Asked why the Mecklenburg jails don’t offer both personal and video visits, the Sheriff’s Office says moving large numbers of inmates to meet visitors was labor intensive. “Direct supervision” facilities like Mecklenburg’s two jails, which cluster cells around living areas, are designed to provide as many services to inmates inside their housing units as possible.
“The GTL technology provides (the Sheriff’s Office) with modern visitation advancements which improves safety and security measures and currently fosters additional visitation opportunities and conveniences for our customers,” said spokeswoman Anjanette Flowers Grube.
One inmate was able to visit his newborn child and its mother by video while they were still in the hospital, she said.

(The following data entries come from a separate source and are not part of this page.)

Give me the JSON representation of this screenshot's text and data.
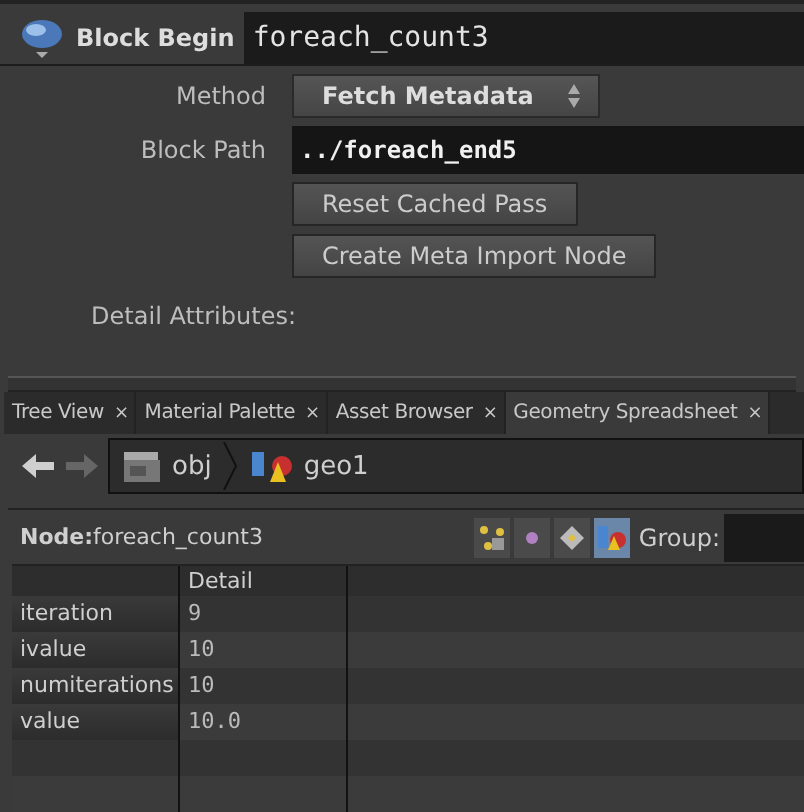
{
  "header": {
    "label": "Block Begin",
    "node_name": "foreach_count3"
  },
  "parameters": [
    {
      "kind": "menu",
      "label": "Method",
      "value": "Fetch Metadata"
    },
    {
      "kind": "field",
      "label": "Block Path",
      "value": "../foreach_end5"
    },
    {
      "kind": "button",
      "value": "Reset Cached Pass"
    },
    {
      "kind": "button",
      "value": "Create Meta Import Node"
    },
    {
      "kind": "heading",
      "label": "Detail Attributes:"
    }
  ],
  "tabs": [
    {
      "label": "Tree View",
      "selected": false,
      "close": "×"
    },
    {
      "label": "Material Palette",
      "selected": false,
      "close": "×"
    },
    {
      "label": "Asset Browser",
      "selected": false,
      "close": "×"
    },
    {
      "label": "Geometry Spreadsheet",
      "selected": true,
      "close": "×"
    }
  ],
  "path": [
    {
      "label": "obj",
      "kind": "folder"
    },
    {
      "label": "geo1",
      "kind": "geo"
    }
  ],
  "node_bar": {
    "label": "Node:",
    "value": "foreach_count3",
    "group_label": "Group:",
    "modes": [
      {
        "kind": "points",
        "selected": false
      },
      {
        "kind": "vertices",
        "selected": false
      },
      {
        "kind": "primitives",
        "selected": false
      },
      {
        "kind": "detail",
        "selected": true
      }
    ]
  },
  "table": {
    "columns": [
      "Detail"
    ],
    "rows": [
      {
        "name": "iteration",
        "value": "9"
      },
      {
        "name": "ivalue",
        "value": "10"
      },
      {
        "name": "numiterations",
        "value": "10"
      },
      {
        "name": "value",
        "value": "10.0"
      }
    ]
  }
}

For free visits, guests use video stations on the second floor of the Work Release and Restitution Center on Elizabeth Avenue. Stations are positioned three to a row, each with a pair of low stools, a monitor and two handsets.
Carolyn Lowe, who lives outside Mecklenburg County, visited by remote video while her daughter was in the Mecklenburg jail last summer and, more recently, in a federal facility in Oklahoma. “It worked out good for us,” Lowe said. “There’s absolutely no way we could have gone to Oklahoma.”

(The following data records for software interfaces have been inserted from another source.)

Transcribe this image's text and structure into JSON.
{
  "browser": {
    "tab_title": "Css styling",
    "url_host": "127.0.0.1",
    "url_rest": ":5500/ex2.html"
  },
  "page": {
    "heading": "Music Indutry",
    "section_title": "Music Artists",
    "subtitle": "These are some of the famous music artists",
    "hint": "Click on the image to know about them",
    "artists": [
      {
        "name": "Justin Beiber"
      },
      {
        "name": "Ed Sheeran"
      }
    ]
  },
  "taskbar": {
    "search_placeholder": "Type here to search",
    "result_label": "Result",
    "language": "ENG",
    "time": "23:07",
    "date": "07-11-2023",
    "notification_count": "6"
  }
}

Regular visits are important for both her daughter and her family, Lowe said, in part because they let her 9-year-old grandson stay in touch with his mom. “She wasn’t comfortable, other times she’s been in trouble, with us bringing him to see her in jail,” she said.

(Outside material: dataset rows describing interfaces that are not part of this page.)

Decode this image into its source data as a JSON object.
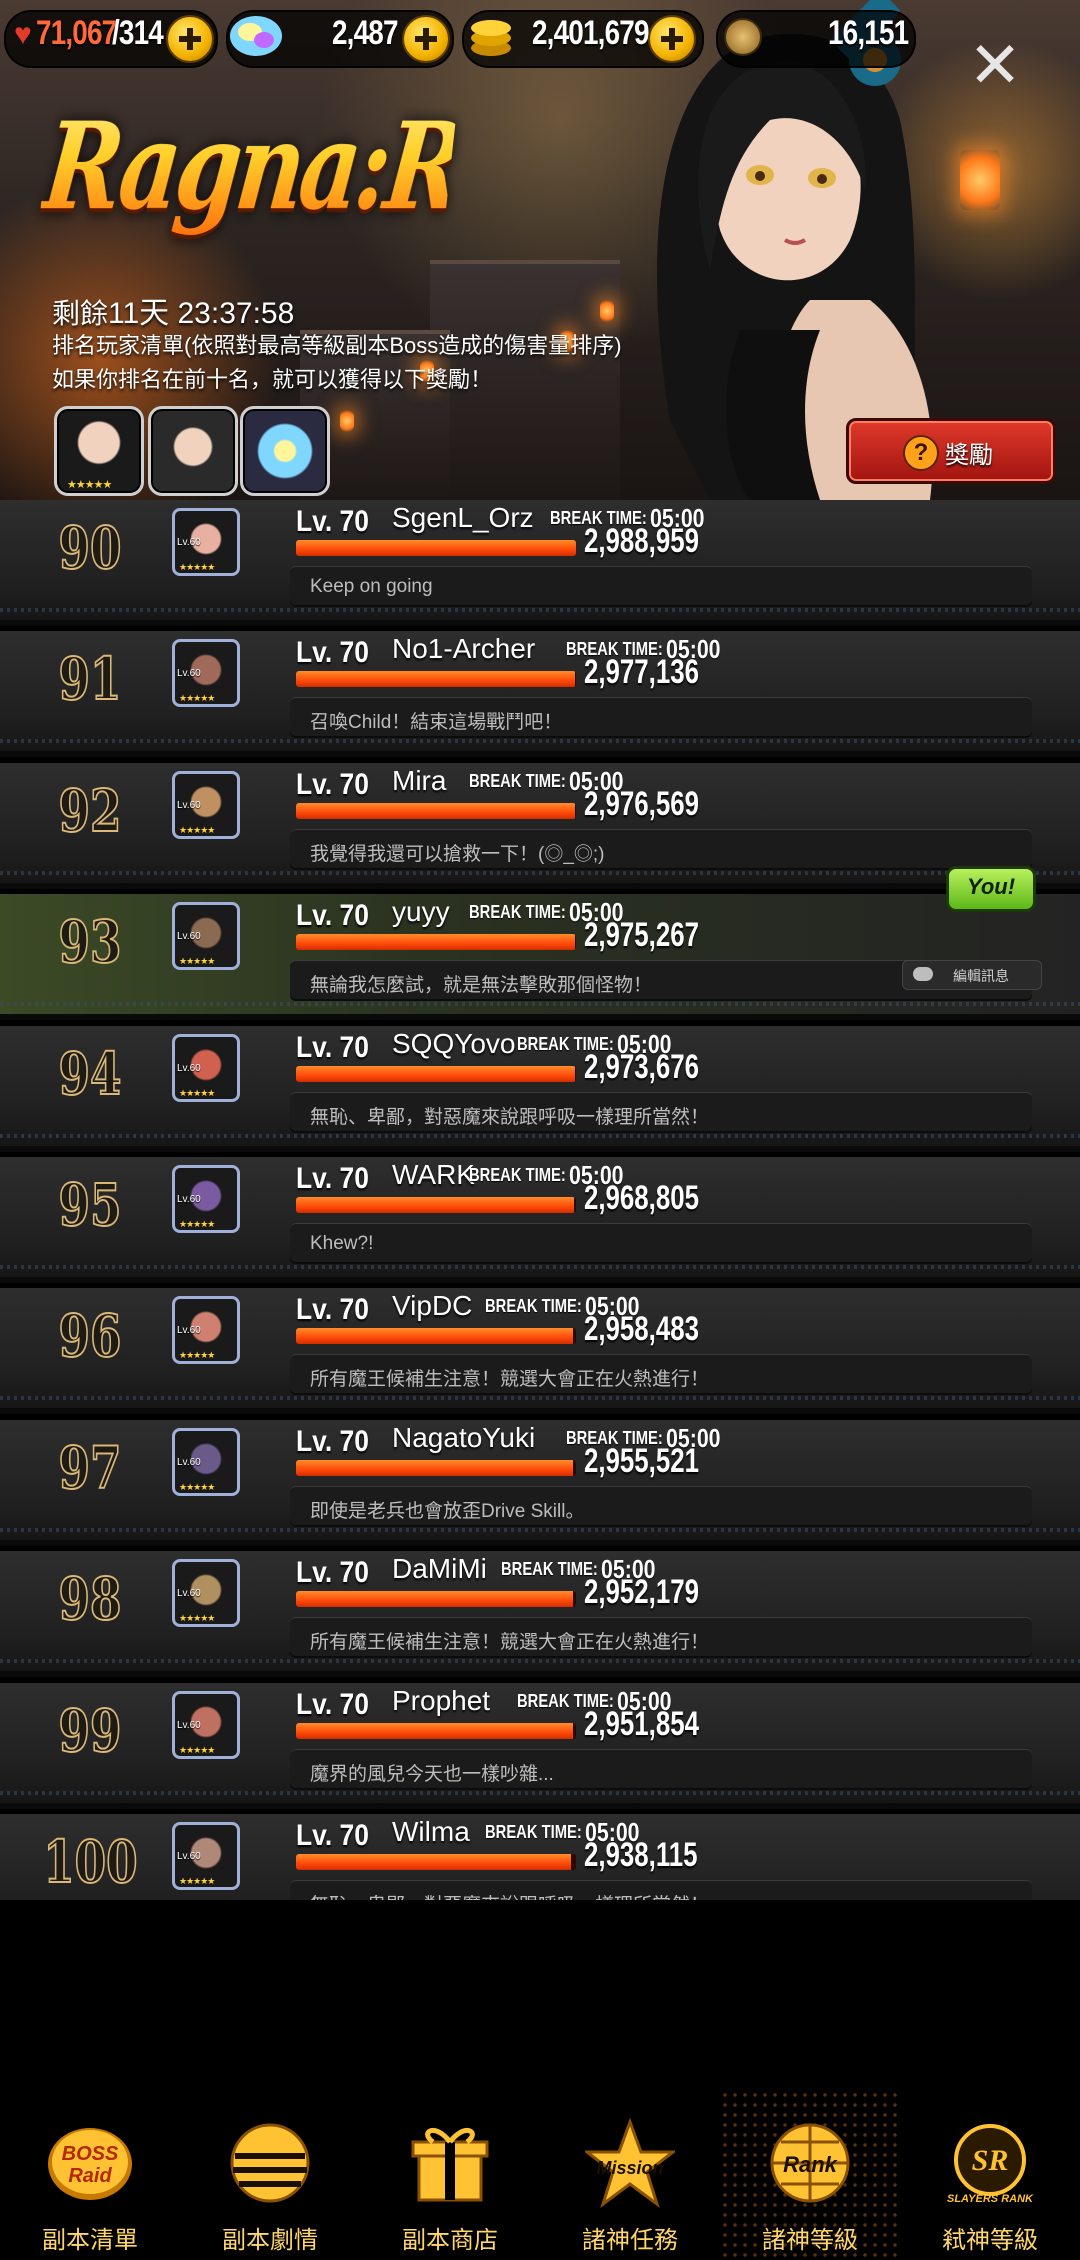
{
  "resources": [
    {
      "icon": "heart-icon",
      "value": "71,067",
      "sub": "/314"
    },
    {
      "icon": "crystal-icon",
      "value": "2,487"
    },
    {
      "icon": "gold-coin-icon",
      "value": "2,401,679"
    },
    {
      "icon": "medal-icon",
      "value": "16,151"
    }
  ],
  "event": {
    "title": "Ragna:Rank",
    "countdown_prefix": "剩餘",
    "countdown": "11天 23:37:58",
    "desc_line1": "排名玩家清單(依照對最高等級副本Boss造成的傷害量排序)",
    "desc_line2": "如果你排名在前十名，就可以獲得以下獎勵！",
    "reward_button": "獎勵"
  },
  "colors": {
    "accent": "#ffd23a",
    "damage_bar": "#ff4a0a",
    "you_badge": "#7ed321"
  },
  "ranking": [
    {
      "rank": "90",
      "level_label": "Lv. 70",
      "name": "SgenL_Orz",
      "break_label": "BREAK TIME:",
      "break_time": "05:00",
      "damage": "2,988,959",
      "damage_ratio": 1.0,
      "comment": "Keep on going"
    },
    {
      "rank": "91",
      "level_label": "Lv. 70",
      "name": "No1-Archer",
      "break_label": "BREAK TIME:",
      "break_time": "05:00",
      "damage": "2,977,136",
      "damage_ratio": 0.996,
      "comment": "召喚Child！結束這場戰鬥吧！"
    },
    {
      "rank": "92",
      "level_label": "Lv. 70",
      "name": "Mira",
      "break_label": "BREAK TIME:",
      "break_time": "05:00",
      "damage": "2,976,569",
      "damage_ratio": 0.996,
      "comment": "我覺得我還可以搶救一下！(◎_◎;)"
    },
    {
      "rank": "93",
      "level_label": "Lv. 70",
      "name": "yuyy",
      "break_label": "BREAK TIME:",
      "break_time": "05:00",
      "damage": "2,975,267",
      "damage_ratio": 0.995,
      "comment": "無論我怎麼試，就是無法擊敗那個怪物！",
      "is_me": true
    },
    {
      "rank": "94",
      "level_label": "Lv. 70",
      "name": "SQQYovo",
      "break_label": "BREAK TIME:",
      "break_time": "05:00",
      "damage": "2,973,676",
      "damage_ratio": 0.995,
      "comment": "無恥、卑鄙，對惡魔來說跟呼吸一樣理所當然！"
    },
    {
      "rank": "95",
      "level_label": "Lv. 70",
      "name": "WARK",
      "break_label": "BREAK TIME:",
      "break_time": "05:00",
      "damage": "2,968,805",
      "damage_ratio": 0.993,
      "comment": "Khew?!"
    },
    {
      "rank": "96",
      "level_label": "Lv. 70",
      "name": "VipDC",
      "break_label": "BREAK TIME:",
      "break_time": "05:00",
      "damage": "2,958,483",
      "damage_ratio": 0.99,
      "comment": "所有魔王候補生注意！競選大會正在火熱進行！"
    },
    {
      "rank": "97",
      "level_label": "Lv. 70",
      "name": "NagatoYuki",
      "break_label": "BREAK TIME:",
      "break_time": "05:00",
      "damage": "2,955,521",
      "damage_ratio": 0.989,
      "comment": "即使是老兵也會放歪Drive Skill。"
    },
    {
      "rank": "98",
      "level_label": "Lv. 70",
      "name": "DaMiMi",
      "break_label": "BREAK TIME:",
      "break_time": "05:00",
      "damage": "2,952,179",
      "damage_ratio": 0.988,
      "comment": "所有魔王候補生注意！競選大會正在火熱進行！"
    },
    {
      "rank": "99",
      "level_label": "Lv. 70",
      "name": "Prophet",
      "break_label": "BREAK TIME:",
      "break_time": "05:00",
      "damage": "2,951,854",
      "damage_ratio": 0.988,
      "comment": "魔界的風兒今天也一樣吵雜..."
    },
    {
      "rank": "100",
      "level_label": "Lv. 70",
      "name": "Wilma",
      "break_label": "BREAK TIME:",
      "break_time": "05:00",
      "damage": "2,938,115",
      "damage_ratio": 0.983,
      "comment": "無恥、卑鄙，對惡魔來說跟呼吸一樣理所當然！"
    }
  ],
  "avatar_badge": {
    "level": "Lv.60",
    "stars": "★★★★★"
  },
  "you_badge": "You!",
  "edit_message": "編輯訊息",
  "bottom_nav": [
    {
      "label": "副本清單",
      "icon": "boss-raid-icon",
      "icon_text": "BOSS Raid"
    },
    {
      "label": "副本劇情",
      "icon": "story-orb-icon"
    },
    {
      "label": "副本商店",
      "icon": "gift-box-icon"
    },
    {
      "label": "諸神任務",
      "icon": "mission-star-icon",
      "icon_text": "Mission"
    },
    {
      "label": "諸神等級",
      "icon": "rank-globe-icon",
      "icon_text": "Rank",
      "active": true
    },
    {
      "label": "弒神等級",
      "icon": "slayers-rank-icon",
      "icon_text": "SLAYERS RANK"
    }
  ]
}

Security vs. families
Lincoln County says its video-only inmate visits, in use for about five years, have made its jail safer because inmates don’t have to be moved to visitation areas. As in Lowe’s case, the ability to communicate by home computer also makes visits with inmates less disturbing to children, the jail administrator said.
“The families and the inmates would rather have face-to-face visits, but our main reason has been for safety and for security,” said Lt. Alan Houser. “Anytime you have to move an inmate from a secure environment to another location, anything can happen during that move.”
Wake County, like Mecklenburg, allows personal visits only between inmates and attorneys or other professionals.
But when Durham County launched video visitation in October, it was in addition to in-person visits, giving inmates “another way to connect with their families,” Sheriff Mike Andrews said in a statement. Inmates still get two in-person visits a week, as before, but can now get a third visit by video.
Durham County contracted with GTL, Mecklenburg’s contractor, in hopes that video visits would cut down on the thousands of personal visits that sometimes ran late into the night, said Col. Anthony Prignano, the county’s detention services director. Prignano believes Durham is the first North Carolina county to offer both personal and video visits.
“The public’s perception is that we’re getting rid of face-to-face contact,” he said, referring to advocates’ complaints. “What we’re trying to get out is that we’re trying to supplement that with video visitation.”
During a recent visit to Mecklenburg’s video center, the screens’ image quality was clear but similar to Skype. Sound was also clear but with an electronic tinniness. Grube acknowledged some initial “system glitches” that she said GTL has worked to resolve.
But Matthews resident Angie Forde, 67, a volunteer for the Red Boot Way, which works for “compassionate communities,” said she’s heard more than a half-dozen of the female inmates she visits at Jail North complain about the video technology. Inmates tell her the video screens are too dark to distinguish facial features and static makes it hard to hold conversations.
Many inmates can’t afford to pay for remote visits, Forde added. Some say the system seemed like an added punishment.
In September, Forde said she visited an inmate who was in tears because she hadn’t been able to see her toddler for six months. “There’s no way that catching a glimpse of a child walking by on a video screen is going to give that mother what she needs,” she said.